As more CMOs and B2B marketers embrace inbound marketing and PR, it’s easy to get excited about the potential benefits of creating a podcast, eBook or blog. In recent years, we’ve become acutely aware of the potential benefits associated with inbound campaigns – from building stronger engagements with target markets, to attracting and converting qualified leads.
However, what is often overlooked is that the success of any inbound strategy can hinge on one critical aspect – language choice.
An effective B2B inbound marketing and PR operation has the potential to transform businesses and marketing departments. But is your B2B brand ready to embrace the shift?
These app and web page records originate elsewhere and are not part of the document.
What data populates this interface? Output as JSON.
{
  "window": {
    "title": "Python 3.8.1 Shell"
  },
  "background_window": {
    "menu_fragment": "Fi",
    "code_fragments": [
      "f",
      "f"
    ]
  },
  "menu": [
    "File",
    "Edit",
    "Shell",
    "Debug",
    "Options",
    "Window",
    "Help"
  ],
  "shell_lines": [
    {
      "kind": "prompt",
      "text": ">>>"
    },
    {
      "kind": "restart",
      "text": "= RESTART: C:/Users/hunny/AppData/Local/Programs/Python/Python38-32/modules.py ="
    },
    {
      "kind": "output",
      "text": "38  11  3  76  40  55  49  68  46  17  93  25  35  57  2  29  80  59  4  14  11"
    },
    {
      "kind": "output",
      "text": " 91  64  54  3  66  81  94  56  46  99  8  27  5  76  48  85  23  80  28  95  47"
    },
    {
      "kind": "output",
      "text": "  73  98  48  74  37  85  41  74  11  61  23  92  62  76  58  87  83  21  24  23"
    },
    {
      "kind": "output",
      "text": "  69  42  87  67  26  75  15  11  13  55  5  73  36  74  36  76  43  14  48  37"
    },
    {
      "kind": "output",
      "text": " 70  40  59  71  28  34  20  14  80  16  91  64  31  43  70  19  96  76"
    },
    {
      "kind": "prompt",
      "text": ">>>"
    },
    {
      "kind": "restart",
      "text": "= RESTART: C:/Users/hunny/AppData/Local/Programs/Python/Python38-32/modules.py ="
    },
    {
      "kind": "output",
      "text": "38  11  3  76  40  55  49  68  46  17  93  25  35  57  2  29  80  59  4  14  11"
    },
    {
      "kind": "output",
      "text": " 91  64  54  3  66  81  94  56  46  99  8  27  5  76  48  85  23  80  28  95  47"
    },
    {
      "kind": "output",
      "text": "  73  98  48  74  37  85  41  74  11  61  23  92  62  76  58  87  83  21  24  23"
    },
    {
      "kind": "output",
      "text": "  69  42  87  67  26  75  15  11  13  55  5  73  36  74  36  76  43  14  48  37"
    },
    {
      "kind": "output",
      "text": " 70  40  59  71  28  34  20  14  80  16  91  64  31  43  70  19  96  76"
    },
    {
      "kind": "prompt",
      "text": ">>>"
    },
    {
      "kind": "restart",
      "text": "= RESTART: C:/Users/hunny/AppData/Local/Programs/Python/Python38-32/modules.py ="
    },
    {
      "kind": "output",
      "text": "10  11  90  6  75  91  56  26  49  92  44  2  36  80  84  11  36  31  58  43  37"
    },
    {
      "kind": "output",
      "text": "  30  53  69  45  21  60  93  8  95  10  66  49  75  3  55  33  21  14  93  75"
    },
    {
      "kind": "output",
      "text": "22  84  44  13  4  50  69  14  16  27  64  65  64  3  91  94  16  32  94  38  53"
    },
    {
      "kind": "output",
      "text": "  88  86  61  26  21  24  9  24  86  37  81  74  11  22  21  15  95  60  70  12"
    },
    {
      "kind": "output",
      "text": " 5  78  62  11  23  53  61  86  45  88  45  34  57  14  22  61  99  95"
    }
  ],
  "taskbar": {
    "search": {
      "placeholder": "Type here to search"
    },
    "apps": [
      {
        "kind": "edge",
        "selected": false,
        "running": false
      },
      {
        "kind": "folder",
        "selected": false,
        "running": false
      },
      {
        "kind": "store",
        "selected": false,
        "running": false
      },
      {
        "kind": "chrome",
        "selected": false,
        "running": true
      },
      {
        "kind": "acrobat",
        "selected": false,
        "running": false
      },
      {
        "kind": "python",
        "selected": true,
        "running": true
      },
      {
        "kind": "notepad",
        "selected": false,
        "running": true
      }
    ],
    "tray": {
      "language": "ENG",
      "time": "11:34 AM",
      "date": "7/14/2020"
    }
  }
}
This checklist will help you decide whether it is time to make the leap from traditional marketing to a fully integrated inbound marketing and PR strategy:
It is a reality that some CEOs don’t like acknowledging, but spending money is one of the key jobs of any successful B2B marketing department. Whether it is for sourcing and creating content, procuring specialist resources or improving SEO; marketing investment has a pivotal role to play in attracting, converting, closing and delighting a business’ target demographics.
Earlier this year, the Content Marketing Institute reported that only 38 per cent of B2B marketers believe their content marketing is effective. This was despite an enormous amount of resources being invested in inbound marketing tactics; with 42 per cent publishing content one or more times per week.
When asked who was responsible for content marketing, the responses were as follows: Owner/C-Level (23%), Product Marketing (19%) and Demand Gen Marketing (18%). The PR team came in fourth place with 15 per cent. Perhaps this is where some of the problem lies?
When it comes to speaking with media, not all spokespeople are created equally. With all the media training and support in the world (and sometimes despite it), some spokespeople just get it and know how to interact with journalists, whereas other don't. This can be a challenge for CMOs and marketing directors, who are often the ones needing to brief spokespeople and deal with the aftermath of their media interactions – whether good or bad.
As specialists in B2B PR consulting here in London (one of the world’s biggest media markets), we have been lucky enough to work with a handful of executives who thrive when it comes to speaking with media. I can almost guarantee that these individuals will be rewarded with the coverage they aim for when speaking to journalists.
Here are five tips I have learned from them, which can be applied by CMOs and B2B marketers when working with spokespeople:
Between myself and our CEO Martin Jones, March Communications has more than two decades of international PR experience, including the roots we established in the United Kingdom. Today, we’re a successful US-based tech PR and communications agency with offices in Boston, Chicago and San Francisco, and by working in both countries, we’ve learned that public relations in the United States is a much different animal than it is in the U.K.
For UK CMOs and marketing managers involved in implementing B2B tech PR in the US, it is vital to understand the PR tactics that do and don’t succeed with local media. Whether you’re looking to keep your PR efforts in-house or outsource to an external PR consultancy, success hinges on getting your team and strategy right.
With this in mind, here are four lessons we’ve picked up from working in both countries that can help B2B tech brands make the jump.